With Afternoon Tease and Urban Shed opening up last year, and a new Hot Numbers cropping up on Trumpington Street, Cambridge certainly seems to be abundant with hip venues to get your coffee and quick lunch fix. As someone who unabashedly frequents all these places, the buzz surrounding the recently opened Espresso Library got me very excited…
I visited the bustling cafe on the final day of its soft opening week, which happened to be valentines day… providing the perfect opportunity for a romantic date between my laptop and me. If I had to describe the Espresso Library by comparison it would be that it’s like Hot Numbers’ spritely, environmentally conscious younger cousin – with fresh juices, sugar and gluten free options, and a bike wall (basically a wall you can mount your bike on instead of leaving it outside… very cool. Very pointless for someone like me who has a bike basket the side of a small bear, but very cool).
It was, in fairness to the staff, almost absurdly busy when I visited, which makes the wait before I could order at the till very understandable. Slightly more disappointing was that some of the juices and smoothies on offer had already run out. Happily this is where my disappointment ended, as I was served extremely quickly and tucked into a delicious smoked trout ciabatta (£5) alongside a glass of freshly squeezed orange juice (£3.60). There were a variety of other food options on offer as well; breakfast, served from 8-10.30, boasted a menu of porridge, granola, and avocado and egg on toast, whilst lunch was a variety of cold ciabattas and salads at the counter, or hot open faced sandwiches and soup. I actually returned a couple of days later and had the jerusalem artichoke and thyme soup, which was quite frankly one of the tastiest – and most interesting – soups I’ve had in a long while!
Of course the Espresso Library wouldn’t be able to compete with likes of Hot Numbers without boasting an impressive array of coffee – and with a unique blend (alongside two ‘guest’ coffee options) they certainly measured up. Now if I’m being honest I’m not much of a coffee drinker, more of a tea or chai latte girl myself, but even my untrained palate could recognise how good my flat white was (£2.50). To tie my meal off, and to keep my spirits high in the midst of a soul crushing essay crisis, I perused the selection of sweet treats available. From pistachio and salted caramel macaroons to orange polenta cake, Espresso Library certainly didn’t disappoint my sweet tooth. I opted for an interesting looking little pot titled the ‘brain booster’, which consisted of a nutty crust, layers of chocolate and peanut butter mouse, and was topped with pomegranate seeds and pistachios. I cannot thank the brilliant mind that came up with it enough! A seriously delicious end to a very pleasant afternoon.

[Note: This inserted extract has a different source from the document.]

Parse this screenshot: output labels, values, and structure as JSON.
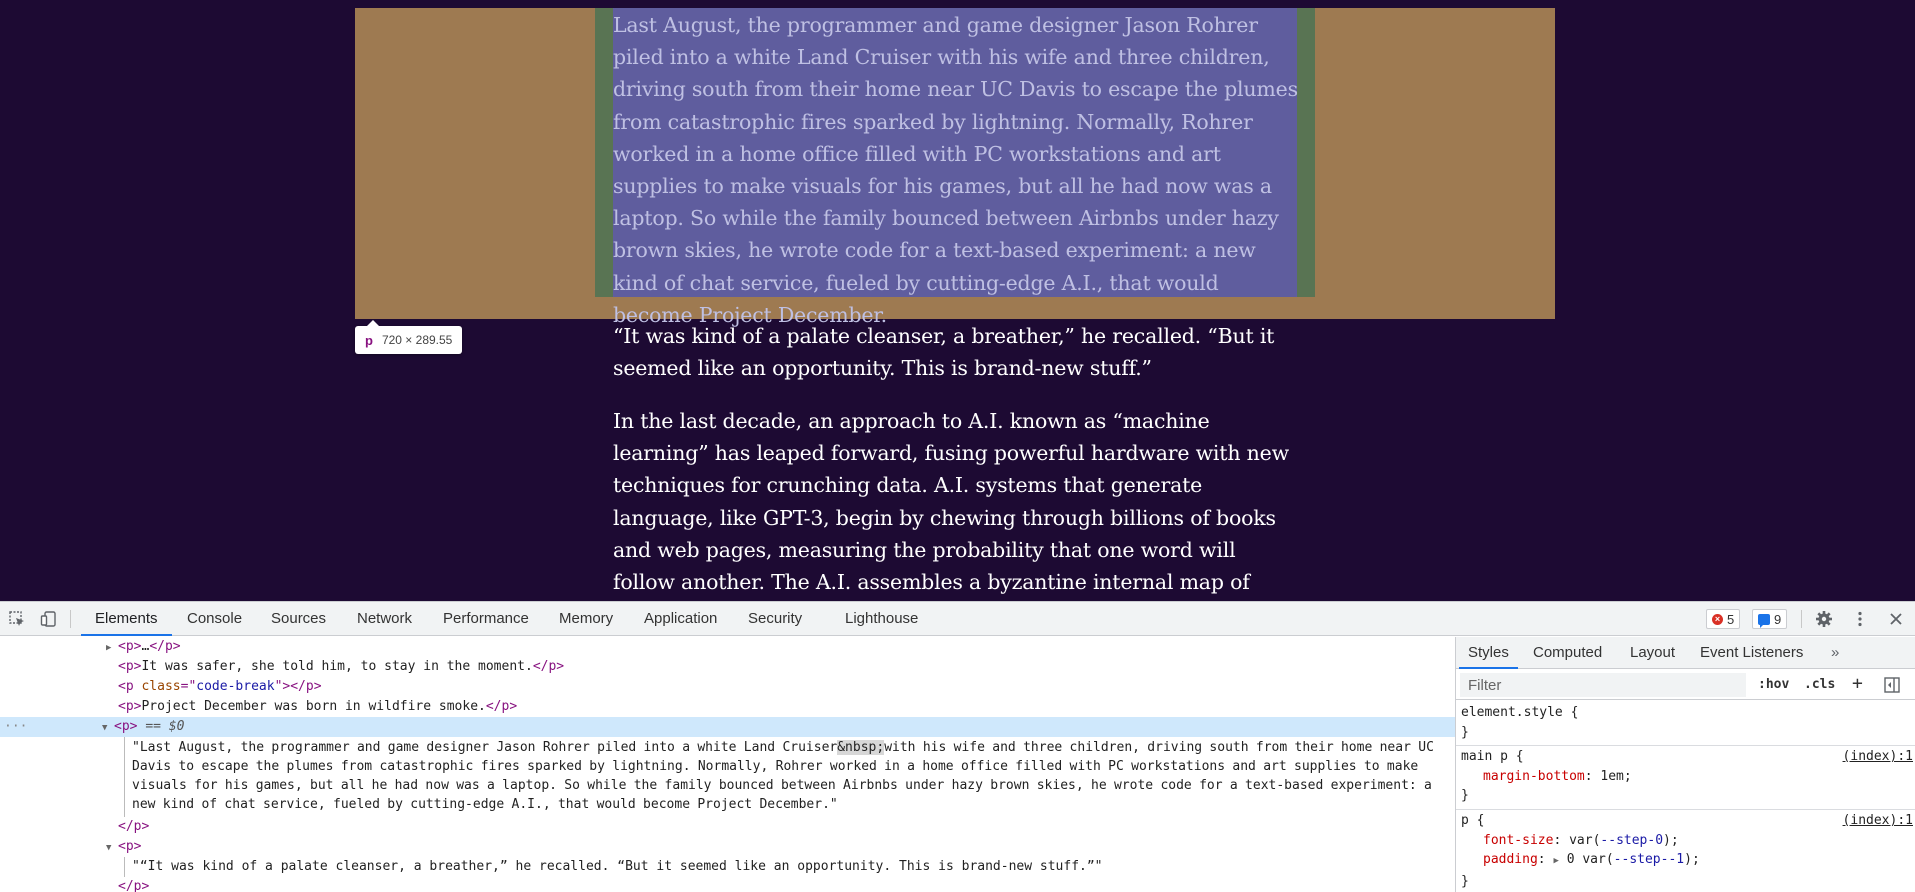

All in all the Espresso Library is a great addition to Cambridge’s growing artisanal coffee scene; it’s airy, well lit, and has plenty of seating that provide ideal study places (can definitely recommend sitting at the counter that runs along the enormous glass windows… people watching proves a welcome distraction from work). The music played is varied and eclectic, ranging from jazz piano to Banks during my visit, but never too loud that you can’t pop your headphones in and zone out. The rotating art exhibitions is also a wonderfully unique little touch, currently showcasing Martin Bond’s photography! To be honest, I’d say my over all experience can be pretty effectively summed up by a text I sent to a friend once I’d received my order:
“My freshly squeezed (and delicious) orange juice has just come with a sprig of unexplained watercress perched artistically on the rim of the glass #edgy”
That’s basically the Espresso Library in one – tasty and unashamedly quirky, strewn with inexplicable bits of cress*.
(bonus photo because even the loo was edgy & cool)
*cress has been proven to improve your eyesight, have anti-carcinogenic effects, and contains more vitamin C than oranges. So they may be onto something here…